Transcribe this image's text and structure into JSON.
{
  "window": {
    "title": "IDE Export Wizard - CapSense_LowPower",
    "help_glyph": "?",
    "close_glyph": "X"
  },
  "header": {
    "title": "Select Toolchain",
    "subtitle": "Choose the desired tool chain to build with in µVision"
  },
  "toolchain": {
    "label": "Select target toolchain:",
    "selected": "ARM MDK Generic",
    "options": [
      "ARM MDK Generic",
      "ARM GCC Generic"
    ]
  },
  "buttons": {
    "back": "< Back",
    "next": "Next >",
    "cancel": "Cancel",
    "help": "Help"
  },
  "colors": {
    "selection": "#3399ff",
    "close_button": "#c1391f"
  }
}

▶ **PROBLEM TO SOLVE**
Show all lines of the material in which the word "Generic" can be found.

▶ **EXERCISE ANSWER**
    "selected": "ARM MDK Generic",
      "ARM MDK Generic",
      "ARM GCC Generic"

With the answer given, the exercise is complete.